What is being asked: Lines with the word "nombre": copy all of them from the entries below.

====== Provided records

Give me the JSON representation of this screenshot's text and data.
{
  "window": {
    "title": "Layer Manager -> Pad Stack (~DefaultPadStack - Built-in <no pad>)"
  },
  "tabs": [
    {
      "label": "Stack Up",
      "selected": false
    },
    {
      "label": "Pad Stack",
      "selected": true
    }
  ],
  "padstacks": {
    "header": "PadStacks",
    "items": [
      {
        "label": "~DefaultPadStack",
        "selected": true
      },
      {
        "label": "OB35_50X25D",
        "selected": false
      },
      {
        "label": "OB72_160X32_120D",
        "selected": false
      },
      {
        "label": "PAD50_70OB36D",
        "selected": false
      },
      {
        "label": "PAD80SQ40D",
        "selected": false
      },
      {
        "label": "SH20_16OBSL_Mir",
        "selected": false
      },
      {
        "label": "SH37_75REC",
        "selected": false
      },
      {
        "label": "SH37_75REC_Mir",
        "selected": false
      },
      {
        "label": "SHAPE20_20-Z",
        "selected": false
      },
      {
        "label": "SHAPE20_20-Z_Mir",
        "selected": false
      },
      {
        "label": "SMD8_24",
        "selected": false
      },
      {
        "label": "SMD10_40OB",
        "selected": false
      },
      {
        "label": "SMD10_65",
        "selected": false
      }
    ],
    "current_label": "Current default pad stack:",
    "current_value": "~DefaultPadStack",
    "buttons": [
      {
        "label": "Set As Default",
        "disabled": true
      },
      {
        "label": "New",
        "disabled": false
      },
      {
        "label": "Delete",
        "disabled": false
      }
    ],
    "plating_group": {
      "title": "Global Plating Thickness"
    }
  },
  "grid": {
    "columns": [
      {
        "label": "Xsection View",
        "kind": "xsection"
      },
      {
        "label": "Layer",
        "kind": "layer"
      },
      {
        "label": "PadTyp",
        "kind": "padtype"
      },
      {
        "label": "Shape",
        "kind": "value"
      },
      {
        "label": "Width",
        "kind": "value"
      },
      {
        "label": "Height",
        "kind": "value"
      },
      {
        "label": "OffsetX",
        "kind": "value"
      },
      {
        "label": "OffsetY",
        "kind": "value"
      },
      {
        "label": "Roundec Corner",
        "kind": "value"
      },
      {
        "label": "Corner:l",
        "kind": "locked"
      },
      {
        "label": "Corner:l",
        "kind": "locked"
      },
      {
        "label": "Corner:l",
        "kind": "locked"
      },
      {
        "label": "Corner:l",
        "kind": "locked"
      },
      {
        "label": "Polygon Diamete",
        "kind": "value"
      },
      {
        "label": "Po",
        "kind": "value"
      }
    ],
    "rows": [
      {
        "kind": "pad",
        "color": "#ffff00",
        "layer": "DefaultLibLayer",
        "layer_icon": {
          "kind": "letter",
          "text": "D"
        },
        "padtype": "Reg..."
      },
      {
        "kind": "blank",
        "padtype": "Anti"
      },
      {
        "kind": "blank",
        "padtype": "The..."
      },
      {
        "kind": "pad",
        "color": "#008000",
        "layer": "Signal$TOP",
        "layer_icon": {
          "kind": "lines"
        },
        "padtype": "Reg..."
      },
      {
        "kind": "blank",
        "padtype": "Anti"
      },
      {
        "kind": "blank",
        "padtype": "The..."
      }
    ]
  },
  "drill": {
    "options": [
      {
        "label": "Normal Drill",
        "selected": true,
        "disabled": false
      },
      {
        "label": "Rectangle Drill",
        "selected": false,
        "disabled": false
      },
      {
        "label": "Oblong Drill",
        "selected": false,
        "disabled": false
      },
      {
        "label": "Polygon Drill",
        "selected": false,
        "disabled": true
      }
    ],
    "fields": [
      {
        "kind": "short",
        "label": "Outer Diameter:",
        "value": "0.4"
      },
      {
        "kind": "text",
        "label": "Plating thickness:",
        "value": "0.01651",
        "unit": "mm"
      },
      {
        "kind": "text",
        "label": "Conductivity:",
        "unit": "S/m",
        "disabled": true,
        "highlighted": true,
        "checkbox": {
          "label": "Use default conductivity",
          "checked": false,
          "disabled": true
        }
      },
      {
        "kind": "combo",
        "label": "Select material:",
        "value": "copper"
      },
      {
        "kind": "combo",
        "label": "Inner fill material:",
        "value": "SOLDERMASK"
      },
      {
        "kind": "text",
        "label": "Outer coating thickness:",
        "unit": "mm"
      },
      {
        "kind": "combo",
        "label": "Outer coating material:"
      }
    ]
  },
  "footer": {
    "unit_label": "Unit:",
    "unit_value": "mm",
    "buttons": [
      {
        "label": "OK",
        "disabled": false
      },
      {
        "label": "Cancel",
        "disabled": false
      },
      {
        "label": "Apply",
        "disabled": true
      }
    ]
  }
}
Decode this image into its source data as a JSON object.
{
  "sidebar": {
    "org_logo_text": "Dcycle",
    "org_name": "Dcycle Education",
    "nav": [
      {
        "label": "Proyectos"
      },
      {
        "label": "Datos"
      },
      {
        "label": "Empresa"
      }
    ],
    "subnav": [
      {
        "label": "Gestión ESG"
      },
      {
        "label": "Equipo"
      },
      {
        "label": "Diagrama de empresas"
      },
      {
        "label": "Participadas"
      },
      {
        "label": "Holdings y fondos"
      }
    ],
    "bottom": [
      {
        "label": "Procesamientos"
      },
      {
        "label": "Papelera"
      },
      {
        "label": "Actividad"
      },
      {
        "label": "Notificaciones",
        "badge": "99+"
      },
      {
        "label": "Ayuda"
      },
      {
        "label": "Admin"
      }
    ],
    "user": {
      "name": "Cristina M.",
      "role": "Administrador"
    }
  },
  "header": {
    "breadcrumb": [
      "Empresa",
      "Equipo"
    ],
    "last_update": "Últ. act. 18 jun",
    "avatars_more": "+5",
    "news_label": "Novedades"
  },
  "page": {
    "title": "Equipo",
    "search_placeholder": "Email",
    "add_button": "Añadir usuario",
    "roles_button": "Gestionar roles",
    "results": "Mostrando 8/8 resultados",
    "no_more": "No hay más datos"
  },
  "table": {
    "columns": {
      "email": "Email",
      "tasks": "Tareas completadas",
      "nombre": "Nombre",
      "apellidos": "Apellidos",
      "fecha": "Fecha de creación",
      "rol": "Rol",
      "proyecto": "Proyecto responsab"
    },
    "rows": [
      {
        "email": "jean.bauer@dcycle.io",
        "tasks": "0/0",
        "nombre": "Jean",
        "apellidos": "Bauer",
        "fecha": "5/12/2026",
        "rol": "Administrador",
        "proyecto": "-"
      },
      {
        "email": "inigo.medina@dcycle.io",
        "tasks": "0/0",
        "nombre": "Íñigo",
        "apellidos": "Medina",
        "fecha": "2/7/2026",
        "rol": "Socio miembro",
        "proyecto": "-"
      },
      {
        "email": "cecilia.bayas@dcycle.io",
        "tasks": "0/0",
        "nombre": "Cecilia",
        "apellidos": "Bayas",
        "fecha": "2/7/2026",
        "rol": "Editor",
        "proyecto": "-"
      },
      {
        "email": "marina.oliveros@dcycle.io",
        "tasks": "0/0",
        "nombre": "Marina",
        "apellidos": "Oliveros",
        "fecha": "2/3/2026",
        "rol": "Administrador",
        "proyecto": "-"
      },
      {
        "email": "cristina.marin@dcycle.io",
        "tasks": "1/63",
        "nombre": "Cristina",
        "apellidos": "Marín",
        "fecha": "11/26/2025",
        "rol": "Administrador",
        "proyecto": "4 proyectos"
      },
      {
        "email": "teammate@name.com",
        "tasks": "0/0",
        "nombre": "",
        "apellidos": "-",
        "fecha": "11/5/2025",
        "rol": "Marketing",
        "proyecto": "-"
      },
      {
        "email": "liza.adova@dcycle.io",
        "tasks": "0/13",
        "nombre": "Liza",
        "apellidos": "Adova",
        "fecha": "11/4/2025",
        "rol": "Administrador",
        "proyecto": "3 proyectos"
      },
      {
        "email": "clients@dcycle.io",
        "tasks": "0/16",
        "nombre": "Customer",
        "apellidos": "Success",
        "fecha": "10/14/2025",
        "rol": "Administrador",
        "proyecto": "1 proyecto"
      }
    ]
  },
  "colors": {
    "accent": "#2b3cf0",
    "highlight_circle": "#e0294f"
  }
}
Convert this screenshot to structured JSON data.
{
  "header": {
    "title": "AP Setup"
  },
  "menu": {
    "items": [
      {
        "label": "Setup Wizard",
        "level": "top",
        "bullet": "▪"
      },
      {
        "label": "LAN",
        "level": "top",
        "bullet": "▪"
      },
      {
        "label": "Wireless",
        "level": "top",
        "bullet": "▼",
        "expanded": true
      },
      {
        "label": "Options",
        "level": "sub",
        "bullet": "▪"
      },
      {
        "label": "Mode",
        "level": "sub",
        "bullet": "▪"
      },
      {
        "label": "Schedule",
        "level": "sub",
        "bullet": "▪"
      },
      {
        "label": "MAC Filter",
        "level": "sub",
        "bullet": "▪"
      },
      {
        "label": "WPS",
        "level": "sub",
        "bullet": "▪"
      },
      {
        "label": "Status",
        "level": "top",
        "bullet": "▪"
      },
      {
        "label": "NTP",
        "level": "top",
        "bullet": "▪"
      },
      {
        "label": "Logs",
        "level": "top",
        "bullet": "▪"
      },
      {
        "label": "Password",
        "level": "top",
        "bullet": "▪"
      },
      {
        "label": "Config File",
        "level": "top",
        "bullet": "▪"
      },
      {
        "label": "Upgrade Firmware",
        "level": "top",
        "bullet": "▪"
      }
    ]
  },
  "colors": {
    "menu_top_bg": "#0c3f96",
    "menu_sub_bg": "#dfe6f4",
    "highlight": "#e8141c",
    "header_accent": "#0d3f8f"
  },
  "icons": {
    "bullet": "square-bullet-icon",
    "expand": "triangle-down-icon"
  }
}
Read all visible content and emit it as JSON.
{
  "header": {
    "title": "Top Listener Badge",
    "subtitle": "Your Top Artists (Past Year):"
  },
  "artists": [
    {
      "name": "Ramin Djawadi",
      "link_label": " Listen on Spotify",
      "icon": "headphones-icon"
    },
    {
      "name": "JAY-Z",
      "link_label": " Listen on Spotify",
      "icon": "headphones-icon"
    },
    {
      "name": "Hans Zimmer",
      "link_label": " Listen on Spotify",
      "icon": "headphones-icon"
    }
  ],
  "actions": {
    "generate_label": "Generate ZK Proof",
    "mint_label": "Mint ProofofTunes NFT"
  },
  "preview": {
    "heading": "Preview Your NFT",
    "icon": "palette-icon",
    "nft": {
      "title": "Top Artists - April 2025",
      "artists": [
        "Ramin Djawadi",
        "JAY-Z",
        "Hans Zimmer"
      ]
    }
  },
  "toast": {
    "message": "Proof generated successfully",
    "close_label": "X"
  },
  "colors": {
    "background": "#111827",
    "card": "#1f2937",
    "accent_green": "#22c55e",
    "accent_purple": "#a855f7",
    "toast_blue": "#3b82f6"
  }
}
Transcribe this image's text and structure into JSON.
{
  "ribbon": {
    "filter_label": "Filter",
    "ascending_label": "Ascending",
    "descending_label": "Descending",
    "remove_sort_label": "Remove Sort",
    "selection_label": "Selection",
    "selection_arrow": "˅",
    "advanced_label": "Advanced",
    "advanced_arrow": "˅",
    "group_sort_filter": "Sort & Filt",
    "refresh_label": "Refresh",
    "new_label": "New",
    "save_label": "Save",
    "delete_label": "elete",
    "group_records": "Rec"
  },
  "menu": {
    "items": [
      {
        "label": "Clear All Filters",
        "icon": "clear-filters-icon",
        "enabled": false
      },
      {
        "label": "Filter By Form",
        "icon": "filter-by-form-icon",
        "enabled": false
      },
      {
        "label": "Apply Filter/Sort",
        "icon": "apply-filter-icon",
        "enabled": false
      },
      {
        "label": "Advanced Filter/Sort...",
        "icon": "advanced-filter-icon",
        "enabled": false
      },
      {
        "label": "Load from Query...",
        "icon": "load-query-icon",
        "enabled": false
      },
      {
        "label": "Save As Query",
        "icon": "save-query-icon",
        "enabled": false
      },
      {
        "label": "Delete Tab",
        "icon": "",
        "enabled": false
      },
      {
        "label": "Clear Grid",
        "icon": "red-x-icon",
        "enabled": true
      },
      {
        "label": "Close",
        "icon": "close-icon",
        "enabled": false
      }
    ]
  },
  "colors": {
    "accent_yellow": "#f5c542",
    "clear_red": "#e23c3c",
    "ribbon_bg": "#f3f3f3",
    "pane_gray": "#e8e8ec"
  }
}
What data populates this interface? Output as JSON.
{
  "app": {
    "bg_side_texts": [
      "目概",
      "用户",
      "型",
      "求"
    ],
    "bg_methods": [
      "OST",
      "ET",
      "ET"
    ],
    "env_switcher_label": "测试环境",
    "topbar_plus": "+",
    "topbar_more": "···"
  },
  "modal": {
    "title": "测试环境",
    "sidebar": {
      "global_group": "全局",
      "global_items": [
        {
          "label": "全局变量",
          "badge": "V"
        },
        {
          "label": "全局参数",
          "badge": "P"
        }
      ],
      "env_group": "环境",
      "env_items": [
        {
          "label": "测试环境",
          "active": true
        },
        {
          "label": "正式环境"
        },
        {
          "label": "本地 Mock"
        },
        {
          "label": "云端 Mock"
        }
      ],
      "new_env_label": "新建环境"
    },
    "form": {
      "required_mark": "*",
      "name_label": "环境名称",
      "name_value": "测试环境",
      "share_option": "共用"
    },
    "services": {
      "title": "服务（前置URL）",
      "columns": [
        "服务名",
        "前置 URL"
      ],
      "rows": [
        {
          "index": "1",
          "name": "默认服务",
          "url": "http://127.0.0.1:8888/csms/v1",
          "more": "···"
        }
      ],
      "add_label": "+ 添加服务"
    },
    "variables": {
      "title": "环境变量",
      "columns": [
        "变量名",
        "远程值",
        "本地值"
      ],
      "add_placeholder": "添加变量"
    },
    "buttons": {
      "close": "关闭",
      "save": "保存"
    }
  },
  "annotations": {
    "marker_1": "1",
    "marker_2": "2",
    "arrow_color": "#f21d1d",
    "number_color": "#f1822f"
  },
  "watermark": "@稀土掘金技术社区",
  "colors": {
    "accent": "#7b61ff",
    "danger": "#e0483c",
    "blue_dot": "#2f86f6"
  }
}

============

Task output:
      "nombre": "Nombre",
        "nombre": "Jean",
        "nombre": "Íñigo",
        "nombre": "Cecilia",
        "nombre": "Marina",
        "nombre": "Cristina",
        "nombre": "",
        "nombre": "Liza",
        "nombre": "Customer",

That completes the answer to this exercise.